High Density, Low Cost: Bigger, better, faster, cheaper. That’s the mantra of conventional farming. It’s also the reasoning behind non-animal factories. If you hand-made a shoe it would take time, lots of skill and you can only make a limited number of them. If you want bigger, better, faster, cheaper…you make a shoe factory in China. The only way to make bigger, better, faster, cheaper meat, eggs and dairy is to make an animal factory. That’s why we have metal barns holding thousands (or even tens of thousands) of the same exact animal under one roof. Here’s an example of a broiler chicken house compared to a pasture based poultry farm…guess which one is the factory.
Automation: Automatic feeding and watering. Automatic lighting and temperature control. Automatic waste removal. Automatic everything. The factory farm is controlled by electronic circuits. The conventional farm has as much automation as any factory you’d see on an episode of How It’s Made.

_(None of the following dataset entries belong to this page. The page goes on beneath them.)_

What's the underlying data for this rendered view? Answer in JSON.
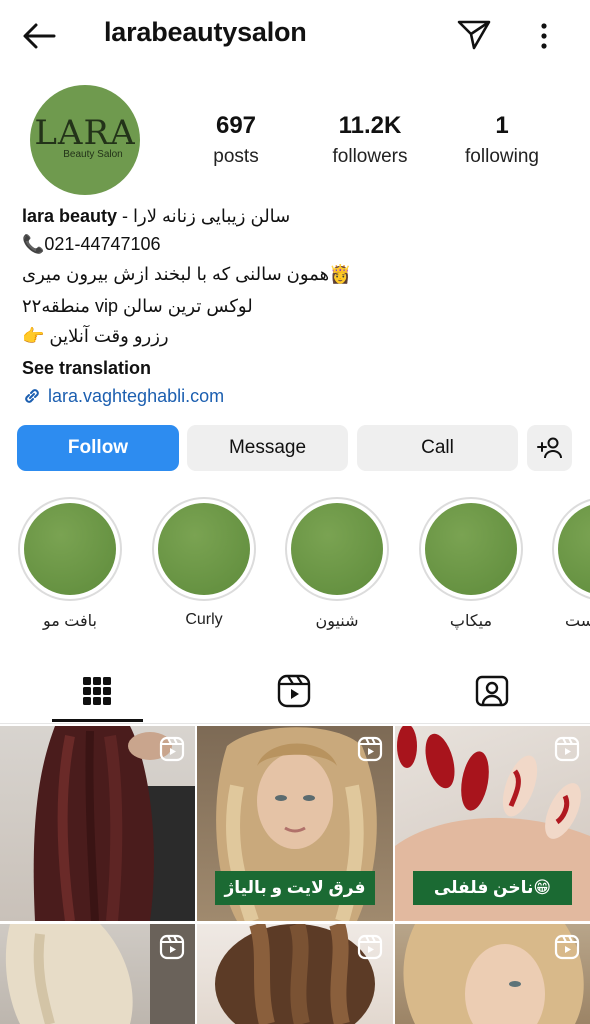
{
  "header": {
    "username": "larabeautysalon",
    "back_icon": "arrow-left-icon",
    "send_icon": "paper-plane-icon",
    "more_icon": "more-vertical-icon"
  },
  "profile": {
    "avatar_logo": "LARA",
    "avatar_subtitle": "Beauty Salon",
    "stats": [
      {
        "value": "697",
        "label": "posts"
      },
      {
        "value": "11.2K",
        "label": "followers"
      },
      {
        "value": "1",
        "label": "following"
      }
    ]
  },
  "bio": {
    "name_line_bold": "lara beauty",
    "name_line_rest": " - سالن زیبایی زنانه لارا",
    "phone": "📞021-44747106",
    "line3": "همون سالنی که با لبخند ازش بیرون میری👸",
    "line4": "۲۲منطقه vip لوکس ترین سالن",
    "line5": "👉 رزرو وقت آنلاین",
    "see_translation": "See translation",
    "link": "lara.vaghteghabli.com"
  },
  "actions": {
    "follow": "Follow",
    "message": "Message",
    "call": "Call",
    "add_user_icon": "add-person-icon"
  },
  "highlights": [
    {
      "label": "بافت مو"
    },
    {
      "label": "Curly"
    },
    {
      "label": "شنیون"
    },
    {
      "label": "میکاپ"
    },
    {
      "label": "ست"
    }
  ],
  "tabs": [
    {
      "icon": "grid-icon",
      "active": true
    },
    {
      "icon": "reels-icon",
      "active": false
    },
    {
      "icon": "tagged-icon",
      "active": false
    }
  ],
  "posts": [
    {
      "overlay": "",
      "reel": true,
      "scene": "dark-long-hair"
    },
    {
      "overlay": "فرق لایت و بالیاژ",
      "reel": true,
      "scene": "blonde-balayage"
    },
    {
      "overlay": "ناخن فلفلی😁",
      "reel": true,
      "scene": "red-nails"
    },
    {
      "overlay": "",
      "reel": true,
      "scene": "blonde-layers"
    },
    {
      "overlay": "",
      "reel": true,
      "scene": "braids"
    },
    {
      "overlay": "",
      "reel": true,
      "scene": "blonde-portrait"
    }
  ],
  "colors": {
    "follow_blue": "#2d8cf0",
    "link_blue": "#1c5fb0",
    "highlight_green": "#6f9a4e",
    "overlay_green": "#1b6a33"
  }
}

Consolidation & Control: “During the past 30 years the number of hog farms in the United States dropped from 650,000 to 71,000, yet the number of hogs remains almost the same.” via NRDC. Four enormous corporations produce 80% of the beef in America. Consolidation is the name of the livestock game nowadays. Chipotle’s commercial showed a small family farm being transformed into a large CAFO. This is very historically accurate. Consolidation under centralized control certainly sounds like factory farming to me.
Factory Waste: A lot of non-animal factories produce hazardous waste. So, you’d expect a farm described as a factory to produce hazardous waste too, right? YEP! Hog farms keep this waste in enormous lagoons next to the hog buildings. Waste produced from hog CAFOs is quite toxic…but the factory farms will dispute this. Here’s a lovely rebuttal, “Large hog farms emit hydrogen sulfide, a gas that most often causes flu-like symptoms in humans, but at high concentrations can lead to brain damage. In 1998, the National Institute of Health reported that 19 people died as a result of hydrogen sulfide emissions from manure pits.” via NRDC. Sometimes this hazardous waste gets out of the lagoons and contaminates the environment in a dramatic way…exhibit A is Hurricane Floyd in North Carolina. You can learn all about factory farm waste here.
Lack of Individuality: Dictionary.com says a factory is “any place producing a uniform product, without concern for individuality.” This doesn’t mean that animals are not cared for medically on an individual basis as needed. Far from it. Where I see “without concern for individuality” at work is how we respect the nature of the animals we’re raising. Factory farms put chickens in battery cages about the size of a piece of paper for their entire life. Hogs are raised on concrete or plastic slatted floors inside metal barns. You get the picture. Factory farms don’t allow a chicken to express its chicken-ness as Joel Salatin would say. Factory farms don’t allow the hog to express its pig-ness. This is an insult to the individuality of the animals you are raising. At a non-factory pasture based farm like Polyface Farms in Virginia the animals can express their “ness” in every sense of the word.
Conclusion: I could continue writing ad nauseum…but I’ll spare you. I haven’t even begun to address the remaining reasons why factory farming is unsustainable and not good for animals, consumers, the environment and workers all across the food chain. With today’s farm you have to ask yourself one question: what is the principle concern? Today, it is unequivocally how can we produce the most for the cheapest price. That, ladies and gentleman, is called a factory mindset. That’s why factory farming is an apt name. A CAFO is not a factory in the sense of a Ford or Toyota auto plant. But it is very factory-esque because the priorities are density of production, low cost, consolidation and automation. So, once again, is factory farming an appropriate name? Absolutely.